WHAT NEEDS TO BE DONE → What you produce should match the records below precisely, except that images are removed.

[Source data]
──────────────────────────────

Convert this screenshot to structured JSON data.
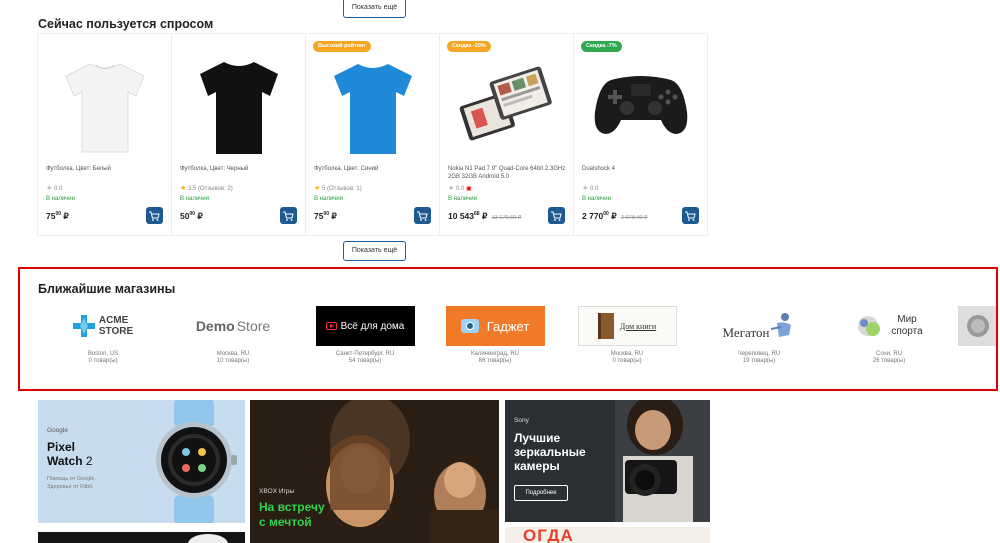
{
  "show_more_label": "Показать ещё",
  "popular": {
    "title": "Сейчас пользуется спросом",
    "products": [
      {
        "name": "Футболка, Цвет: Белый",
        "rating": "0.0",
        "stock": "В наличии",
        "price": "75",
        "price_cents": "00",
        "currency": "₽",
        "old_price": "",
        "badge": "",
        "image": "white-tshirt"
      },
      {
        "name": "Футболка, Цвет: Черный",
        "rating": "3.5 (Отзывов: 2)",
        "stock": "В наличии",
        "price": "50",
        "price_cents": "00",
        "currency": "₽",
        "old_price": "",
        "badge": "",
        "image": "black-tshirt"
      },
      {
        "name": "Футболка, Цвет: Синий",
        "rating": "5 (Отзывов: 1)",
        "stock": "В наличии",
        "price": "75",
        "price_cents": "00",
        "currency": "₽",
        "old_price": "",
        "badge": "Высокий рейтинг",
        "badge_color": "#f5a623",
        "image": "blue-tshirt"
      },
      {
        "name": "Nokia N1 Pad 7.9\" Quad-Core 64bit 2.3GHz 2GB 32GB Android 5.0",
        "rating": "0.0",
        "stock": "В наличии",
        "price": "10 543",
        "price_cents": "68",
        "currency": "₽",
        "old_price": "13 179,60 ₽",
        "badge": "Скидка -20%",
        "badge_color": "#f5a623",
        "image": "tablets"
      },
      {
        "name": "Dualshock 4",
        "rating": "0.0",
        "stock": "В наличии",
        "price": "2 770",
        "price_cents": "00",
        "currency": "₽",
        "old_price": "2 978,49 ₽",
        "badge": "Скидка -7%",
        "badge_color": "#2fa84f",
        "image": "gamepad"
      }
    ]
  },
  "stores": {
    "title": "Ближайшие магазины",
    "items": [
      {
        "name_line1": "ACME",
        "name_line2": "STORE",
        "city": "Boston, US",
        "count": "0 товар(ы)"
      },
      {
        "name_line1": "Demo",
        "name_line2": "Store",
        "city": "Москва, RU",
        "count": "10 товар(ы)"
      },
      {
        "name_line1": "Всё для дома",
        "city": "Санкт-Петербург, RU",
        "count": "54 товар(ы)"
      },
      {
        "name_line1": "Гаджет",
        "city": "Калининград, RU",
        "count": "86 товар(ы)"
      },
      {
        "name_line1": "Дом книги",
        "city": "Москва, RU",
        "count": "0 товар(ы)"
      },
      {
        "name_line1": "Мегатон",
        "city": "Череповец, RU",
        "count": "19 товар(ы)"
      },
      {
        "name_line1": "Мир",
        "name_line2": "спорта",
        "city": "Сочи, RU",
        "count": "26 товар(ы)"
      }
    ]
  },
  "banners": {
    "pixel": {
      "brand": "Google",
      "title_line1": "Pixel",
      "title_line2": "Watch",
      "title_num": "2",
      "sub_line1": "Помощь от Google.",
      "sub_line2": "Здоровье от Fitbit."
    },
    "xbox": {
      "brand": "XBOX Игры",
      "title_line1": "На встречу",
      "title_line2": "с мечтой"
    },
    "sony": {
      "brand": "Sony",
      "title_line1": "Лучшие",
      "title_line2": "зеркальные",
      "title_line3": "камеры",
      "button": "Подробнее"
    },
    "bottom2": {
      "text": "ОГДА"
    }
  },
  "colors": {
    "cart": "#1d5a92",
    "stock": "#2a9d3a",
    "accent_border": "#e00000",
    "xbox_green": "#2fd34f"
  }
}
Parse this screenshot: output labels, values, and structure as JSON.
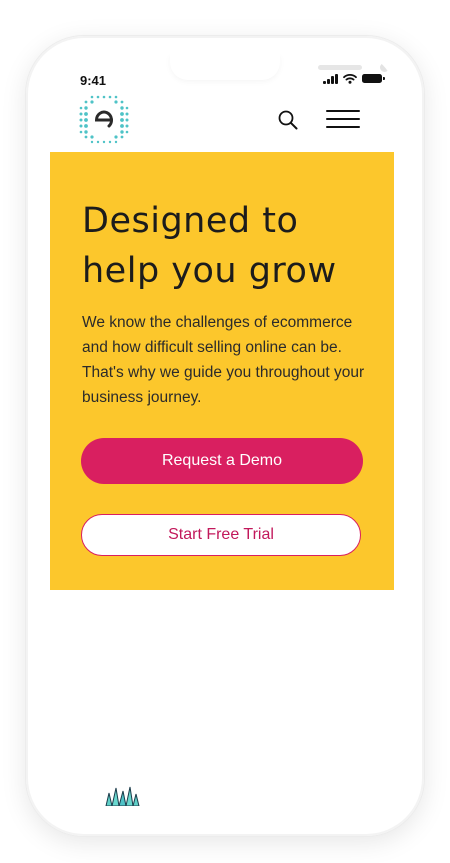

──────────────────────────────

SOLUTION BELOW →
Convert this screenshot to structured JSON data.
{
  "show_more_label": "Показать ещё",
  "popular": {
    "title": "Сейчас пользуется спросом",
    "products": [
      {
        "name": "Футболка, Цвет: Белый",
        "rating": "0.0",
        "stock": "В наличии",
        "price": "75",
        "price_cents": "00",
        "currency": "₽",
        "old_price": "",
        "badge": "",
        "image": "white-tshirt"
      },
      {
        "name": "Футболка, Цвет: Черный",
        "rating": "3.5 (Отзывов: 2)",
        "stock": "В наличии",
        "price": "50",
        "price_cents": "00",
        "currency": "₽",
        "old_price": "",
        "badge": "",
        "image": "black-tshirt"
      },
      {
        "name": "Футболка, Цвет: Синий",
        "rating": "5 (Отзывов: 1)",
        "stock": "В наличии",
        "price": "75",
        "price_cents": "00",
        "currency": "₽",
        "old_price": "",
        "badge": "Высокий рейтинг",
        "badge_color": "#f5a623",
        "image": "blue-tshirt"
      },
      {
        "name": "Nokia N1 Pad 7.9\" Quad-Core 64bit 2.3GHz 2GB 32GB Android 5.0",
        "rating": "0.0",
        "stock": "В наличии",
        "price": "10 543",
        "price_cents": "68",
        "currency": "₽",
        "old_price": "13 179,60 ₽",
        "badge": "Скидка -20%",
        "badge_color": "#f5a623",
        "image": "tablets"
      },
      {
        "name": "Dualshock 4",
        "rating": "0.0",
        "stock": "В наличии",
        "price": "2 770",
        "price_cents": "00",
        "currency": "₽",
        "old_price": "2 978,49 ₽",
        "badge": "Скидка -7%",
        "badge_color": "#2fa84f",
        "image": "gamepad"
      }
    ]
  },
  "stores": {
    "title": "Ближайшие магазины",
    "items": [
      {
        "name_line1": "ACME",
        "name_line2": "STORE",
        "city": "Boston, US",
        "count": "0 товар(ы)"
      },
      {
        "name_line1": "Demo",
        "name_line2": "Store",
        "city": "Москва, RU",
        "count": "10 товар(ы)"
      },
      {
        "name_line1": "Всё для дома",
        "city": "Санкт-Петербург, RU",
        "count": "54 товар(ы)"
      },
      {
        "name_line1": "Гаджет",
        "city": "Калининград, RU",
        "count": "86 товар(ы)"
      },
      {
        "name_line1": "Дом книги",
        "city": "Москва, RU",
        "count": "0 товар(ы)"
      },
      {
        "name_line1": "Мегатон",
        "city": "Череповец, RU",
        "count": "19 товар(ы)"
      },
      {
        "name_line1": "Мир",
        "name_line2": "спорта",
        "city": "Сочи, RU",
        "count": "26 товар(ы)"
      }
    ]
  },
  "banners": {
    "pixel": {
      "brand": "Google",
      "title_line1": "Pixel",
      "title_line2": "Watch",
      "title_num": "2",
      "sub_line1": "Помощь от Google.",
      "sub_line2": "Здоровье от Fitbit."
    },
    "xbox": {
      "brand": "XBOX Игры",
      "title_line1": "На встречу",
      "title_line2": "с мечтой"
    },
    "sony": {
      "brand": "Sony",
      "title_line1": "Лучшие",
      "title_line2": "зеркальные",
      "title_line3": "камеры",
      "button": "Подробнее"
    },
    "bottom2": {
      "text": "ОГДА"
    }
  },
  "colors": {
    "cart": "#1d5a92",
    "stock": "#2a9d3a",
    "accent_border": "#e00000",
    "xbox_green": "#2fd34f"
  }
}
Parse this screenshot: output labels, values, and structure as JSON.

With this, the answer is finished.